They nicknamed the 6.4-kilogram female “Birdzilla,” because she’s the largest bald eagle the centre has ever seen. She’s resilient too.

Birdzilla arrived at the centre so weak that she could barely hold her head up—a sure sign of lead poisoning.

According to Van Doninck, poisoned eagles “usually look like they’re drunk or stoned.” They have slower reaction times, which also makes them more likely to get hit by cars or hurt themselves by landing clumsily. If they become sick enough, they stop flying altogether, and can end up starving to death.

Sadly, Birdzilla’s case is not an anomaly—according to reports, an estimated 25 percent of eagles brought to rehab centres in North America have serious lead poisoning. In fact, two women from Duluth, Minnesota took an eagle suffering from lead poisoning into a rehab centre last week.

The problem is particularly prevalent during hunting season, since ammunition is the leading culprit. As scavengers, eagles will feast on wounded deer or other animals that have been shot, and it only takes small fragments of lead bullets to harm the birds.

Once blood tests confirmed Birdzilla was suffering from lead poisoning, workers at the rehab centre quickly began treating her. They do so with a chemical that binds to the lead and takes it out of the tissue. The toxin is then filtered by the kidneys and excreted.

According to Wildwoods, a wildlife rehabilitation centre in Duluth, treatment for lead poisoning can sometimes take up to a year. But Birdzilla lived up to her nickname, and after spending just a month at Cobequid, the robust eagle was rereleased into the wild this past weekend.

“The weather was good, she was flying like a fighter jet in our enclosure, so we decided that Saturday was a good day to let her go,” Van Doninck told CBC News.

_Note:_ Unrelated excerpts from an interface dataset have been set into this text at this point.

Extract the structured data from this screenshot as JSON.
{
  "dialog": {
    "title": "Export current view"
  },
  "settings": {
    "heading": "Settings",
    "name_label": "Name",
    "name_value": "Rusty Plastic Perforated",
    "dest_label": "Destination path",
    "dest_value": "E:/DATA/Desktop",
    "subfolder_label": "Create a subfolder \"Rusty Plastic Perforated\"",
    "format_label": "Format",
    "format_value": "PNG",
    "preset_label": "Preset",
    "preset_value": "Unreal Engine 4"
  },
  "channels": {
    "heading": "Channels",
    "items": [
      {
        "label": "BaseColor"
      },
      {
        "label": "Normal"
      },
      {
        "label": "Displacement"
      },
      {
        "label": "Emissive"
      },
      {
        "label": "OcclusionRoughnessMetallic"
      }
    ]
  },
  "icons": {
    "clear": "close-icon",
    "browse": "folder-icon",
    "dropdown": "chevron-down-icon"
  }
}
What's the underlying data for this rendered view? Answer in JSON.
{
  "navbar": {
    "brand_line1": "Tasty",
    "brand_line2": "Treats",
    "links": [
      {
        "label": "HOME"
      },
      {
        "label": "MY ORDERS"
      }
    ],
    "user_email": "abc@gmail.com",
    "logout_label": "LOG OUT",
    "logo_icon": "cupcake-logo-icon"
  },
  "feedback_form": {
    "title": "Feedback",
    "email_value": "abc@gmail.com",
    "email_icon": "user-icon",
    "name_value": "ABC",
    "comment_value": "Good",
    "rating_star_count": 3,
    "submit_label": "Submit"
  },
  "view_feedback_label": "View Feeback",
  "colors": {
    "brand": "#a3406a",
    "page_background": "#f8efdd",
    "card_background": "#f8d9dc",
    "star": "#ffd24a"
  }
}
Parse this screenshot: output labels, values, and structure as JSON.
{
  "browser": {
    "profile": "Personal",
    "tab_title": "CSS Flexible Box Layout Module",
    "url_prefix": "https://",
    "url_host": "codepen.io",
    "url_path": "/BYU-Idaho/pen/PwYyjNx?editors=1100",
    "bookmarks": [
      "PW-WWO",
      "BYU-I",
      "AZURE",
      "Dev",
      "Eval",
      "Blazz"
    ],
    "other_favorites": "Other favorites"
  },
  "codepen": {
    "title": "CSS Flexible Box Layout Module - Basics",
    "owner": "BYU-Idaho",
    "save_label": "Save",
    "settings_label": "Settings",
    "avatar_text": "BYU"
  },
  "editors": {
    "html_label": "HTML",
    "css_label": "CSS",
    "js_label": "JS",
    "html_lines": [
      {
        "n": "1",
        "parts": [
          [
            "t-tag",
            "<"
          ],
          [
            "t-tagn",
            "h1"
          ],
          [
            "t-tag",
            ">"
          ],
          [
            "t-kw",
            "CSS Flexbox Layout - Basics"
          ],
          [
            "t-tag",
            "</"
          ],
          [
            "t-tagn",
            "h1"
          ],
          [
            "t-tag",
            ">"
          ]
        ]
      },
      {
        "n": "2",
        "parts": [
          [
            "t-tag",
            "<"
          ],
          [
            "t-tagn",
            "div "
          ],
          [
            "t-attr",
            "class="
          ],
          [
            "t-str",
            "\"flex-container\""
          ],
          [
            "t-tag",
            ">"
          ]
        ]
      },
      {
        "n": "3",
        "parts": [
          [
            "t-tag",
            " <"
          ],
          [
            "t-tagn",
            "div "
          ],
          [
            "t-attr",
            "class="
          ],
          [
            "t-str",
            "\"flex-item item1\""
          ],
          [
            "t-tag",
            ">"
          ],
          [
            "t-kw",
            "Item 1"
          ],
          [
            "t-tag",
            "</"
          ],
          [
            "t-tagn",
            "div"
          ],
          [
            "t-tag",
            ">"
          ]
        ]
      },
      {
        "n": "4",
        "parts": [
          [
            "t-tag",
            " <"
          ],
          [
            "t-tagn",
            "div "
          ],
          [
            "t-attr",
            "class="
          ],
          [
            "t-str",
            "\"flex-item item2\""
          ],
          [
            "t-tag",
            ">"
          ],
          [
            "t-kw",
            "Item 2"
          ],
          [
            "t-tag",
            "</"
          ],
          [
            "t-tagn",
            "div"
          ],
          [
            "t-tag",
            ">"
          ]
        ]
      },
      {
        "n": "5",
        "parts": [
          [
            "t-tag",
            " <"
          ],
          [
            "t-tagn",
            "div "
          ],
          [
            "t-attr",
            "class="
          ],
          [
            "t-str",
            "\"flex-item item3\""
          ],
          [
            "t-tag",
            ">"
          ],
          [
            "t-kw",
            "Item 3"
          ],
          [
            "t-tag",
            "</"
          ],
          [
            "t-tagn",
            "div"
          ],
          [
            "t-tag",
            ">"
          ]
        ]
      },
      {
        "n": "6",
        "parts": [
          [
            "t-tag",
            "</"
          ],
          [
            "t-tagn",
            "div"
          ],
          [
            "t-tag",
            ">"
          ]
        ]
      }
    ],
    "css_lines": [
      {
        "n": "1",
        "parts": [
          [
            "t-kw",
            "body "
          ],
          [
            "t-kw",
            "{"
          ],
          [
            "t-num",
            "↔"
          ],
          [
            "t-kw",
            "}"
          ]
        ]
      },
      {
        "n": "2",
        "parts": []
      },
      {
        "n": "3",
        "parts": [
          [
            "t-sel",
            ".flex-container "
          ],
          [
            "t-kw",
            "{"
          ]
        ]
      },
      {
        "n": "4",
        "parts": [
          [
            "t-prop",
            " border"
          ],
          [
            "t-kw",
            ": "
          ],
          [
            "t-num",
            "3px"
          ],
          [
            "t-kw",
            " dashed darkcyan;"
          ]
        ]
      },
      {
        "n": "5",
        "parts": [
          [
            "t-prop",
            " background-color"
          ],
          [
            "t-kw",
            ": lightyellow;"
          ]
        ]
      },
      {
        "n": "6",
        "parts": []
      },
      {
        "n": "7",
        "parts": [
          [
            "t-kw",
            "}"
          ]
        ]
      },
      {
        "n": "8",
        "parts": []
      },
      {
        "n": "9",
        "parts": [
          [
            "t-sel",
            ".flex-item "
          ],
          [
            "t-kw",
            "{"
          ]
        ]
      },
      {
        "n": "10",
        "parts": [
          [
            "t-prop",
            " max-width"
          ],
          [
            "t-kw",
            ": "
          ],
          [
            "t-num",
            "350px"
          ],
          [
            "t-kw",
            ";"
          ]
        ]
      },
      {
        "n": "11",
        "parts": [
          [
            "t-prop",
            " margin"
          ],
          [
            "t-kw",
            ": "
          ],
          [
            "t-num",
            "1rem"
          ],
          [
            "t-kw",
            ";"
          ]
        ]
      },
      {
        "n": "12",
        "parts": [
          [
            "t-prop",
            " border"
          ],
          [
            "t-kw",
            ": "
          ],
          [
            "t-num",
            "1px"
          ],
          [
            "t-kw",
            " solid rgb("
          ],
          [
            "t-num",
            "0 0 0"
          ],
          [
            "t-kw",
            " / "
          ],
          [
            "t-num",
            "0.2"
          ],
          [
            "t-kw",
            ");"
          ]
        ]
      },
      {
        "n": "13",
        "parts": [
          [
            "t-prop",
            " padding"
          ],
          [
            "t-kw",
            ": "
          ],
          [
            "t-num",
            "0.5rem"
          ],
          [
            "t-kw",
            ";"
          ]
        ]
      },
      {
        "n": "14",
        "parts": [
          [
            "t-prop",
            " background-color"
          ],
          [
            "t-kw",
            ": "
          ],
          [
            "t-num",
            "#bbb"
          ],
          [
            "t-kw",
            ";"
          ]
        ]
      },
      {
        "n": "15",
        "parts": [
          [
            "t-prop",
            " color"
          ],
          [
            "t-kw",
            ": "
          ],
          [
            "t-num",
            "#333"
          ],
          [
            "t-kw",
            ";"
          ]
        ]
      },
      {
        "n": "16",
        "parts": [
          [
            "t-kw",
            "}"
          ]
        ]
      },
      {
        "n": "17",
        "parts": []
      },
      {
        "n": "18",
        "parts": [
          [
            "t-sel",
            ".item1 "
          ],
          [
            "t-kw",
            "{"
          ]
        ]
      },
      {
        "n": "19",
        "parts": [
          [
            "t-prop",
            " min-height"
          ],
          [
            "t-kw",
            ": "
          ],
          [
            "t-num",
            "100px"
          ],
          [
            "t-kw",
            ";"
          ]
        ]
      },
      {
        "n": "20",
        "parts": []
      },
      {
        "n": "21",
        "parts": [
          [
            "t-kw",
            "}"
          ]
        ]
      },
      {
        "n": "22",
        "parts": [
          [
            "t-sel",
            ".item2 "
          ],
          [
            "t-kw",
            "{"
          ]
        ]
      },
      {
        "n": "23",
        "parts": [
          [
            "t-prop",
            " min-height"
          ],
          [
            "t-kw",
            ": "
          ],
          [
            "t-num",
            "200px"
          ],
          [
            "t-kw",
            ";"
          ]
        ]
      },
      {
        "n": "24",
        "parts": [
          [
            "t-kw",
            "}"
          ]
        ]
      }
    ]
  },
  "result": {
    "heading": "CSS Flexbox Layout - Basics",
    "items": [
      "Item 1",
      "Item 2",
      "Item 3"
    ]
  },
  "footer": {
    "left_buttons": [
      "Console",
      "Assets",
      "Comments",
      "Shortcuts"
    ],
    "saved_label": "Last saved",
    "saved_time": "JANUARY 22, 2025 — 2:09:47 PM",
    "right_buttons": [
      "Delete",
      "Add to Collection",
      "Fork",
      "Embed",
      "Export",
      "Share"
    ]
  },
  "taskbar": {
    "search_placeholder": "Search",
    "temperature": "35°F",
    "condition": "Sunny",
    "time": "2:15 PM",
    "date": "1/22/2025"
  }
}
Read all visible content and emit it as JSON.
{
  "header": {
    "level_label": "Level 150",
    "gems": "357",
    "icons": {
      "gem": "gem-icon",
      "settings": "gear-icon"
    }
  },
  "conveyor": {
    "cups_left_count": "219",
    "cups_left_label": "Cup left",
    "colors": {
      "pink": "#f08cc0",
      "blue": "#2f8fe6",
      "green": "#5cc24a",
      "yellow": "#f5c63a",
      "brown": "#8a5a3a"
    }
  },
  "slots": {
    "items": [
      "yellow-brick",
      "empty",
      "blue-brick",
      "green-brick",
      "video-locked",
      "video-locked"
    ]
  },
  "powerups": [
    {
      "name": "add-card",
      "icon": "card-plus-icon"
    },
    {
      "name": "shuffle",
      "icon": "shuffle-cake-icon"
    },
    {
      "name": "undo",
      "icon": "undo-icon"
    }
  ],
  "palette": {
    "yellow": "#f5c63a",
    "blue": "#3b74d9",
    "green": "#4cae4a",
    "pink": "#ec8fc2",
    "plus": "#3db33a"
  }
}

In attempt to prevent future incidents like these, Van Doninck travels the Maritimes, talking to hunters about the harm of using lead products. Non-toxic alternatives might be more expensive, but they could save an eagle’s life.